It seemed to me that this year you both really transitioned from running to racing. Do you think that this transition is more of a physical (training) or mental (confidence) step?
Paige: I think it’s a scoop of each of those things. Like I mentioned earlier, I actually trained this year, starting in July (with the focus of JJ100). Prior to that, the transition began in the first half of the year with running with Geof almost entirely, forcing me to push myself more than I would have on my own. I also believe that I fine-tuned the mental aspect of it along the way. Those two things work in concert and you have to work on both in order to have consistently good results. For me, I had to get over a lot of internal noise when it came to my running/racing.
Geof: I go back and forth with adding racing to my running. I think I enjoy both equally, this year just incorporated a little more racing than some years. Ultimately, my goals are: 1) have fun and stay healthy, 2) finish, and 3) race. Racing is just gravy, I don’t see that ever changing.
What advice do each of you have for new ultra runners?

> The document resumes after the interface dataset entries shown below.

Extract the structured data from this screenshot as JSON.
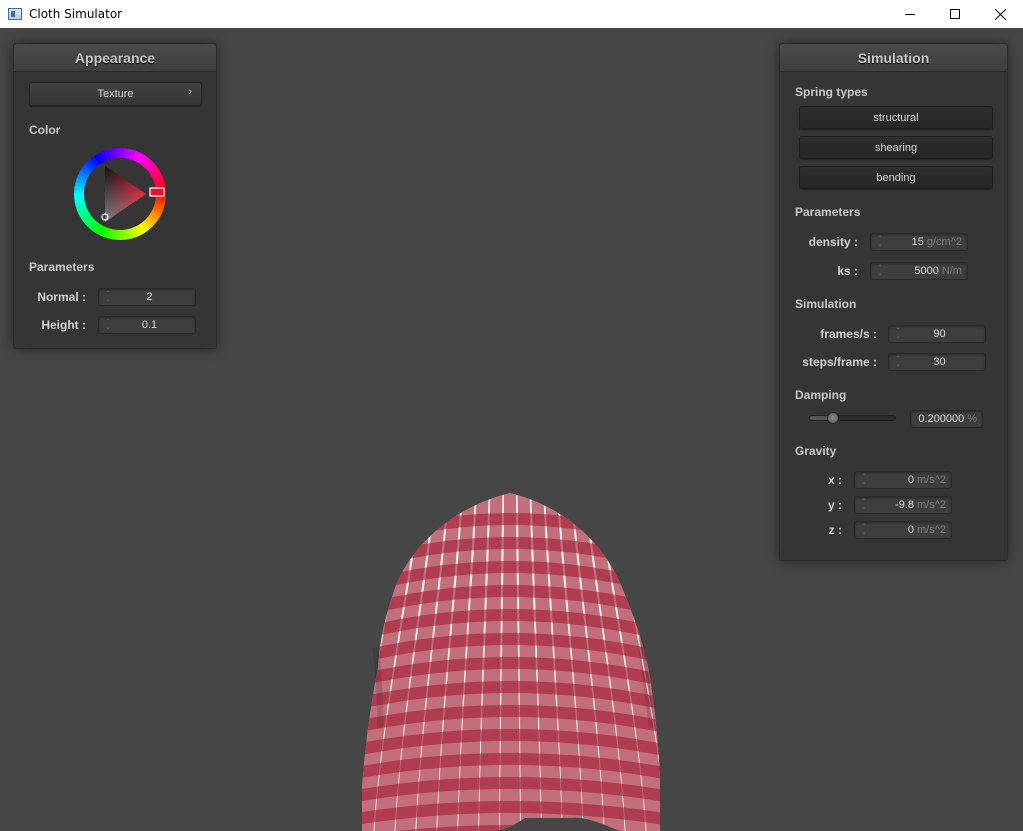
{
  "window": {
    "title": "Cloth Simulator"
  },
  "appearance": {
    "header": "Appearance",
    "texture_button": "Texture",
    "color_label": "Color",
    "color_wheel": {
      "hue_color": "#e8102a"
    },
    "parameters_label": "Parameters",
    "normal_label": "Normal :",
    "normal_value": "2",
    "height_label": "Height :",
    "height_value": "0.1"
  },
  "simulation": {
    "header": "Simulation",
    "spring_types_label": "Spring types",
    "spring_buttons": [
      "structural",
      "shearing",
      "bending"
    ],
    "parameters_label": "Parameters",
    "density_label": "density :",
    "density_value": "15",
    "density_unit": "g/cm^2",
    "ks_label": "ks :",
    "ks_value": "5000",
    "ks_unit": "N/m",
    "simulation_label": "Simulation",
    "frames_label": "frames/s :",
    "frames_value": "90",
    "steps_label": "steps/frame :",
    "steps_value": "30",
    "damping_label": "Damping",
    "damping_slider_fraction": 0.2,
    "damping_value": "0.200000",
    "damping_unit": "%",
    "gravity_label": "Gravity",
    "gx_label": "x :",
    "gx_value": "0",
    "gy_label": "y :",
    "gy_value": "-9.8",
    "gz_label": "z :",
    "gz_value": "0",
    "gravity_unit": "m/s^2"
  },
  "scene": {
    "cloth_colors": {
      "red": "#a51f34",
      "white": "#f2eef0",
      "pink": "#cf8c9a"
    }
  }
}
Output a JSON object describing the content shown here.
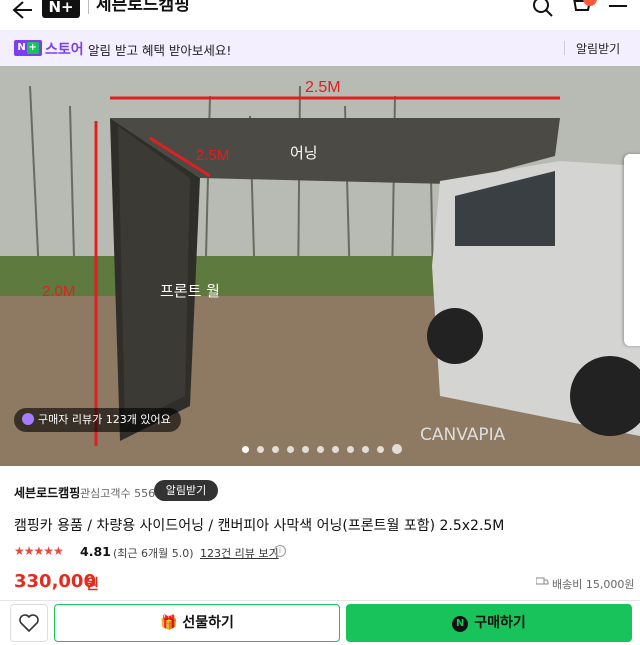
{
  "header": {
    "logo_text": "N+",
    "store_name": "세븐로드캠핑"
  },
  "banner": {
    "badge_n": "N",
    "badge_plus": "+",
    "store_label": "스토어",
    "message": "알림 받고 혜택 받아보세요!",
    "subscribe_label": "알림받기"
  },
  "hero": {
    "label_width": "2.5M",
    "label_depth": "2.5M",
    "label_height": "2.0M",
    "label_awning": "어닝",
    "label_wall": "프론트 월",
    "watermark": "CANVAPIA",
    "review_notice": "구매자 리뷰가 123개 있어요",
    "slide_count": 10
  },
  "product": {
    "seller": "세븐로드캠핑",
    "followers": "관심고객수 556",
    "alarm_label": "알림받기",
    "title": "캠핑카 용품 / 차량용 사이드어닝 / 캔버피아 사막색 어닝(프론트월 포함) 2.5x2.5M",
    "stars": "★★★★★",
    "rating": "4.81",
    "recent_rating": "(최근 6개월 5.0)",
    "review_link": "123건 리뷰 보기",
    "info_symbol": "i",
    "price": "330,000",
    "price_unit": "원",
    "shipping": "배송비 15,000원"
  },
  "actions": {
    "gift_label": "선물하기",
    "buy_label": "구매하기",
    "buy_icon": "N"
  },
  "colors": {
    "accent_green": "#19c35b",
    "store_purple": "#7b3ff2",
    "price_red": "#e52b1f",
    "star_red": "#e9473b"
  }
}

GnP: Don’t feel a need to rush it, enjoy the process. A lot of runners new to the sport want to immediately jump to the hundred mile distance, which is great, but there is a lot of fun to be had along the way too. Relish the achievements building up to that distance. Expect times during your races and runs where you will feel rough and embrace them, and know that it too shall pass. Listen to your body and give it time to rest and recover. Don’t compare yourself to others, ultra running is a very individual experience, enjoy it!